The Continuing Fascination of Fr. Reginald Foster

John Kuhner |
Reginald Foster in 2001. (Photo by John Piazza)
Reginald Foster in 2001. (Photo by John Piazza)

As I’ve traveled through the Latinosphere, I’ve been amazed at just how many people have been working — for millennia now — to keep the Classics alive. For fifteen hundred years, Latin has been no one’s lingua materna, and yet it persists. This is due to effort and care, on the part of unnumbered millions: home school mothers, history teachers, Latin instructors, textbook writers, playwrights, movie producers, students, artists, university professors, philanthropists, and so many others. So many textbooks have been written, so many editions produced, so many schools founded, so many novels and paintings — it is both impressive and overwhelming. Most of us who are involved toil in obscurity. No one is going to take any particular interest in us: we enjoy this thing we love, and share it with our friends. Some small portion of our students will become the teachers, and take up our work someday. This is our happiness.

And yet every now and again, someone appears who is special. I can’t explain the causa causans, but some people have got it — that special something that casts a spell of fascination on others. In the Latinosphere that person has been Reginald Foster. In the early 80s, he attracted the notice of Vatican reporter Nino Lo Bello; E.J. Dionne wrote the first profile of Foster in the New York Times in 1986; Maureen Cleave, the celebrity journalist who supposedly inspired the song “Norwegian Wood,” decided to switch from Rock’n’Roll to do a profile of Foster for the Guardian in 1991. She wasn’t alone.
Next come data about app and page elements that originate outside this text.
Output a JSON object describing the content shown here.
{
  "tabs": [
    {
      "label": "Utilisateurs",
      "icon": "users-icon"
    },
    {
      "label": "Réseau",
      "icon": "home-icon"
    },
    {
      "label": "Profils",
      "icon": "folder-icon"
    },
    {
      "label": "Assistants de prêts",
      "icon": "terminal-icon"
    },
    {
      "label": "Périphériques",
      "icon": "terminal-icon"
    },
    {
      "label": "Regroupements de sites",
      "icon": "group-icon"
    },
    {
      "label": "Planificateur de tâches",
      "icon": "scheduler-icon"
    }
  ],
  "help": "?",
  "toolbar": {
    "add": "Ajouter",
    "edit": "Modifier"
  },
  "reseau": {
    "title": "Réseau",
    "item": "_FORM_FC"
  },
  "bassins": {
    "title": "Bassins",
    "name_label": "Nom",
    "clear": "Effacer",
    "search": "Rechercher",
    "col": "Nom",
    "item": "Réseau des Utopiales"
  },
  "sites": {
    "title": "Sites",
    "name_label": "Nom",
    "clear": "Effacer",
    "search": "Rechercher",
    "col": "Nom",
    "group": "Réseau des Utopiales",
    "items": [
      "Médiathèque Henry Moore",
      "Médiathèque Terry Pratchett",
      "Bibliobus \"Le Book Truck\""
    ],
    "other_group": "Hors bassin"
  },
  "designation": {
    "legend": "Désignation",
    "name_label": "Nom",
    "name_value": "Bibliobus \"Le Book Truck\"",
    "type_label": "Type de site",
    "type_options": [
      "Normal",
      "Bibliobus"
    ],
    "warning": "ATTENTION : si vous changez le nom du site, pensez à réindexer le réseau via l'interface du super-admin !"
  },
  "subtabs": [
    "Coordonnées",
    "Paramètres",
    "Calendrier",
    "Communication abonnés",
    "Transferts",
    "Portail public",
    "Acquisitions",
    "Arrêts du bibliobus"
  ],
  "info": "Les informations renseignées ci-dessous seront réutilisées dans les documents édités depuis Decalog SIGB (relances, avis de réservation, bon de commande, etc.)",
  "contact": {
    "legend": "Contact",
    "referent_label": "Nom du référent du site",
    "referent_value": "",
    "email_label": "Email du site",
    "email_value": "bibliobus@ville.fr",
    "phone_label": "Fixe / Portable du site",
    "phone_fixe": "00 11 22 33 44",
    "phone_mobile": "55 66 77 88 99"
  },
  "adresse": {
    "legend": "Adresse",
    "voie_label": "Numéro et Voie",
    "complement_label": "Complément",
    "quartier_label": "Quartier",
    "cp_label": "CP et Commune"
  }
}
There had been an avalanche of articles about Foster, from the Los Angeles Times to the Economist to the Daily Telegraph to Newsweek. This doesn’t happen to normal Latin teachers.

More than thirty years later, Foster is in a nursing home and not the Latin volcano he once was. But the press still can’t get enough of him. Two new reviews of the Ossa Latinitatis appeared this summer: Paul Gwynne notes for the Bryn Mawr Classical Review how the Ossa fall short of the live, direct experience of Foster’s classes (which is hard to argue with); and Paul Mankowski in First Things has created another vigorous prose portrait of Reginaldus (“a one-man Panzer battalion”) and his tome (“this 830-page cinderblock”). We figured that here at In Medias Res it’s about time to re-issue Michael Fontaine’s 2016 review of the Ossa, which gives a strong sense of the continued importance of Reginaldus’s work.

I visited Reginaldus in July, where I had the honor of sitting in on his classes — still going on, in the basement of his nursing home — and we read Ovid’s Amores together. There is no better person to love Latin with. We oohed and aahed over Ovid’s verse, and he returned to one of his old refrains: “This is reverence for God’s creation,” he said of Ovid. “We’re the pagans, not him. We’re the ones who don’t appreciate the gift.”

This year marks ten years since Reginaldus taught his last classes in Rome. His work has been taken up by a whole generation of new workers, people who will almost certainly never get profiled in the Guardian, but that doesn’t mean our work is unimportant. Reginaldus’s example inspires SALVI, which has been working to bring its Latin-immersion programming to the entire country (including events this fall in California and Oklahoma), and he is the spiritual grandfather of all Paideia’s activities, which continue to grow and flourish. This summer saw the launch of Paideia’s Press, with its first publication being a Festschrift in honor of Reginaldus (the “Fosterschrift”).

Reginaldus’s health was not great when I visited him; as with many old people, every time I see him there seems to be some new health problem, a sign that time will win out in the end. He won’t be with us forever. But I know that he feels a great deal of satisfaction in his rebus gestis Latinis, and in his students. He knows that many of us understand that the Humanities, and Latin in particular, are about a reverence for the human story, and about keeping alive the flame that has been handed down to us — an appreciation, in short, of the gift.


Sign up to receive email updates about new articles

John Kuhner

John Byron Kuhner is the former president of SALVI, the North American Institute of Living Latin Studies, and editor of In Medias Res.


Please check your e-mail for a link to activate your account.